**ABOUT THIS EXERCISE:** Your copy should match the records exactly, apart from the pictures, which stay out.

DATA FOR PROCESSING Block Start

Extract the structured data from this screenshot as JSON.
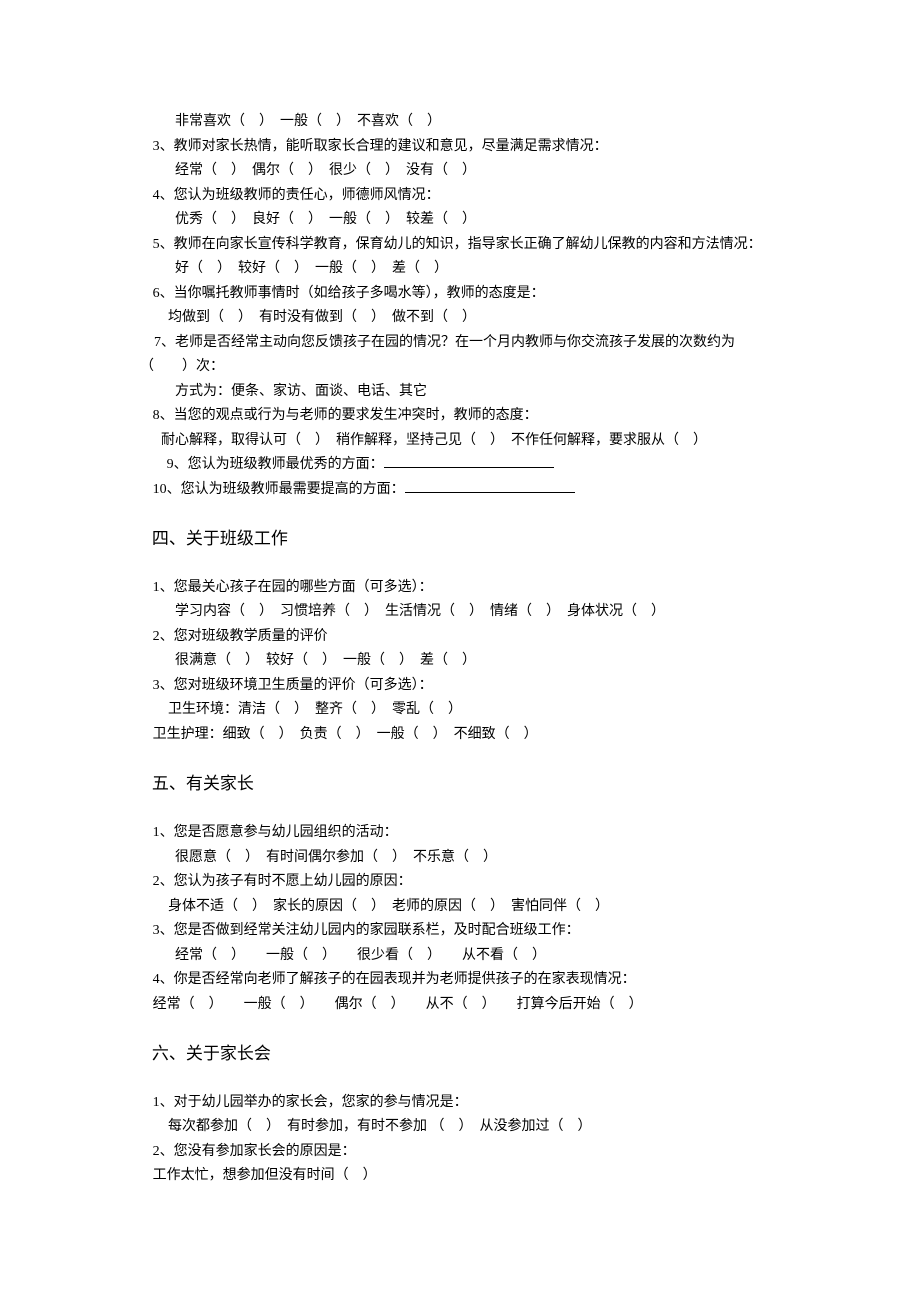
{
  "q_pre_opts": "非常喜欢（　）　一般（　）　不喜欢（　）",
  "q3": "3、教师对家长热情，能听取家长合理的建议和意见，尽量满足需求情况：",
  "q3_opts": "经常（　）　偶尔（　）　很少（　）　没有（　）",
  "q4": "4、您认为班级教师的责任心，师德师风情况：",
  "q4_opts": "优秀（　）　良好（　）　一般（　）　较差（　）",
  "q5": "5、教师在向家长宣传科学教育，保育幼儿的知识，指导家长正确了解幼儿保教的内容和方法情况：",
  "q5_opts": "好（　）　较好（　）　一般（　）　差（　）",
  "q6": "6、当你嘱托教师事情时（如给孩子多喝水等），教师的态度是：",
  "q6_opts": "均做到（　）　有时没有做到（　）　做不到（　）",
  "q7": "　7、老师是否经常主动向您反馈孩子在园的情况？在一个月内教师与你交流孩子发展的次数约为（　　）次：",
  "q7_opts": "方式为：便条、家访、面谈、电话、其它",
  "q8": "8、当您的观点或行为与老师的要求发生冲突时，教师的态度：",
  "q8_opts": "耐心解释，取得认可（　）　稍作解释，坚持己见（　）　不作任何解释，要求服从（　）",
  "q9": "　9、您认为班级教师最优秀的方面：",
  "q10": "10、您认为班级教师最需要提高的方面：",
  "sec4": "四、关于班级工作",
  "s4q1": "1、您最关心孩子在园的哪些方面（可多选）：",
  "s4q1_opts": "学习内容（　）　习惯培养（　）　生活情况（　）　情绪（　）　身体状况（　）",
  "s4q2": "2、您对班级教学质量的评价",
  "s4q2_opts": "很满意（　）　较好（　）　一般（　）　差（　）",
  "s4q3": "3、您对班级环境卫生质量的评价（可多选）：",
  "s4q3_opts1": "卫生环境：清洁（　）　整齐（　）　零乱（　）",
  "s4q3_opts2": "卫生护理：细致（　）　负责（　）　一般（　）　不细致（　）",
  "sec5": "五、有关家长",
  "s5q1": "1、您是否愿意参与幼儿园组织的活动：",
  "s5q1_opts": "很愿意（　）　有时间偶尔参加（　）　不乐意（　）",
  "s5q2": "2、您认为孩子有时不愿上幼儿园的原因：",
  "s5q2_opts": "身体不适（　）　家长的原因（　）　老师的原因（　）　害怕同伴（　）",
  "s5q3": "3、您是否做到经常关注幼儿园内的家园联系栏，及时配合班级工作：",
  "s5q3_opts": "经常（　）　　一般（　）　　很少看（　）　　从不看（　）",
  "s5q4": "4、你是否经常向老师了解孩子的在园表现并为老师提供孩子的在家表现情况：",
  "s5q4_opts": "经常（　）　　一般（　）　　偶尔（　）　　从不（　）　　打算今后开始（　）",
  "sec6": "六、关于家长会",
  "s6q1": "1、对于幼儿园举办的家长会，您家的参与情况是：",
  "s6q1_opts": "每次都参加（　）　有时参加，有时不参加 （　）　从没参加过（　）",
  "s6q2": "2、您没有参加家长会的原因是：",
  "s6q2_opts": "工作太忙，想参加但没有时间（　）"
}
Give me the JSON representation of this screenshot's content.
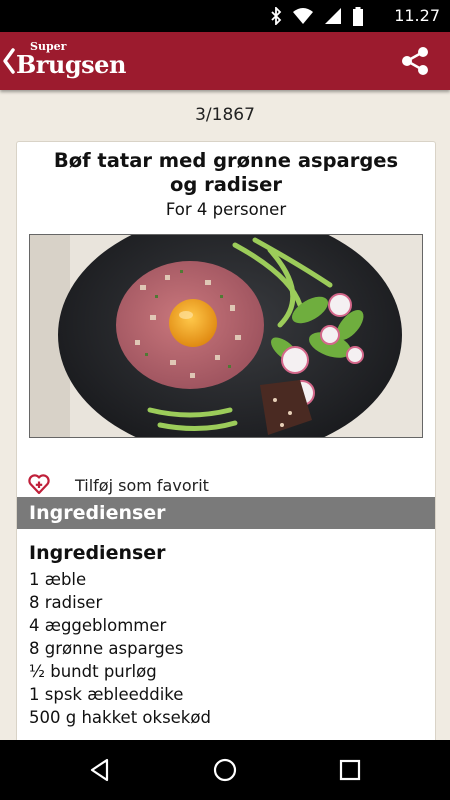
{
  "status_bar": {
    "time": "11.27",
    "icons": [
      "bluetooth-icon",
      "wifi-icon",
      "signal-icon",
      "battery-icon"
    ]
  },
  "app_bar": {
    "logo_top": "Super",
    "logo_main": "Brugsen",
    "background": "#9c1b2e",
    "actions": [
      "share-icon"
    ]
  },
  "pager": {
    "counter": "3/1867"
  },
  "recipe": {
    "title_line1": "Bøf tatar med grønne asparges",
    "title_line2": "og radiser",
    "servings": "For 4 personer",
    "favorite_label": "Tilføj som favorit",
    "section_header": "Ingredienser",
    "ingredients_heading": "Ingredienser",
    "ingredients": [
      "1 æble",
      "8 radiser",
      "4 æggeblommer",
      "8 grønne asparges",
      "½ bundt purløg",
      "1 spsk æbleeddike",
      "500 g hakket oksekød"
    ]
  },
  "nav_bar": {
    "buttons": [
      "back-icon",
      "home-icon",
      "recents-icon"
    ]
  }
}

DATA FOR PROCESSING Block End

**FINAL ANSWER:**
Extract the structured data from this screenshot as JSON.
{
  "q_pre_opts": "非常喜欢（　）　一般（　）　不喜欢（　）",
  "q3": "3、教师对家长热情，能听取家长合理的建议和意见，尽量满足需求情况：",
  "q3_opts": "经常（　）　偶尔（　）　很少（　）　没有（　）",
  "q4": "4、您认为班级教师的责任心，师德师风情况：",
  "q4_opts": "优秀（　）　良好（　）　一般（　）　较差（　）",
  "q5": "5、教师在向家长宣传科学教育，保育幼儿的知识，指导家长正确了解幼儿保教的内容和方法情况：",
  "q5_opts": "好（　）　较好（　）　一般（　）　差（　）",
  "q6": "6、当你嘱托教师事情时（如给孩子多喝水等），教师的态度是：",
  "q6_opts": "均做到（　）　有时没有做到（　）　做不到（　）",
  "q7": "　7、老师是否经常主动向您反馈孩子在园的情况？在一个月内教师与你交流孩子发展的次数约为（　　）次：",
  "q7_opts": "方式为：便条、家访、面谈、电话、其它",
  "q8": "8、当您的观点或行为与老师的要求发生冲突时，教师的态度：",
  "q8_opts": "耐心解释，取得认可（　）　稍作解释，坚持己见（　）　不作任何解释，要求服从（　）",
  "q9": "　9、您认为班级教师最优秀的方面：",
  "q10": "10、您认为班级教师最需要提高的方面：",
  "sec4": "四、关于班级工作",
  "s4q1": "1、您最关心孩子在园的哪些方面（可多选）：",
  "s4q1_opts": "学习内容（　）　习惯培养（　）　生活情况（　）　情绪（　）　身体状况（　）",
  "s4q2": "2、您对班级教学质量的评价",
  "s4q2_opts": "很满意（　）　较好（　）　一般（　）　差（　）",
  "s4q3": "3、您对班级环境卫生质量的评价（可多选）：",
  "s4q3_opts1": "卫生环境：清洁（　）　整齐（　）　零乱（　）",
  "s4q3_opts2": "卫生护理：细致（　）　负责（　）　一般（　）　不细致（　）",
  "sec5": "五、有关家长",
  "s5q1": "1、您是否愿意参与幼儿园组织的活动：",
  "s5q1_opts": "很愿意（　）　有时间偶尔参加（　）　不乐意（　）",
  "s5q2": "2、您认为孩子有时不愿上幼儿园的原因：",
  "s5q2_opts": "身体不适（　）　家长的原因（　）　老师的原因（　）　害怕同伴（　）",
  "s5q3": "3、您是否做到经常关注幼儿园内的家园联系栏，及时配合班级工作：",
  "s5q3_opts": "经常（　）　　一般（　）　　很少看（　）　　从不看（　）",
  "s5q4": "4、你是否经常向老师了解孩子的在园表现并为老师提供孩子的在家表现情况：",
  "s5q4_opts": "经常（　）　　一般（　）　　偶尔（　）　　从不（　）　　打算今后开始（　）",
  "sec6": "六、关于家长会",
  "s6q1": "1、对于幼儿园举办的家长会，您家的参与情况是：",
  "s6q1_opts": "每次都参加（　）　有时参加，有时不参加 （　）　从没参加过（　）",
  "s6q2": "2、您没有参加家长会的原因是：",
  "s6q2_opts": "工作太忙，想参加但没有时间（　）"
}
Give me the JSON representation of this screenshot's content.
{
  "status_bar": {
    "time": "11.27",
    "icons": [
      "bluetooth-icon",
      "wifi-icon",
      "signal-icon",
      "battery-icon"
    ]
  },
  "app_bar": {
    "logo_top": "Super",
    "logo_main": "Brugsen",
    "background": "#9c1b2e",
    "actions": [
      "share-icon"
    ]
  },
  "pager": {
    "counter": "3/1867"
  },
  "recipe": {
    "title_line1": "Bøf tatar med grønne asparges",
    "title_line2": "og radiser",
    "servings": "For 4 personer",
    "favorite_label": "Tilføj som favorit",
    "section_header": "Ingredienser",
    "ingredients_heading": "Ingredienser",
    "ingredients": [
      "1 æble",
      "8 radiser",
      "4 æggeblommer",
      "8 grønne asparges",
      "½ bundt purløg",
      "1 spsk æbleeddike",
      "500 g hakket oksekød"
    ]
  },
  "nav_bar": {
    "buttons": [
      "back-icon",
      "home-icon",
      "recents-icon"
    ]
  }
}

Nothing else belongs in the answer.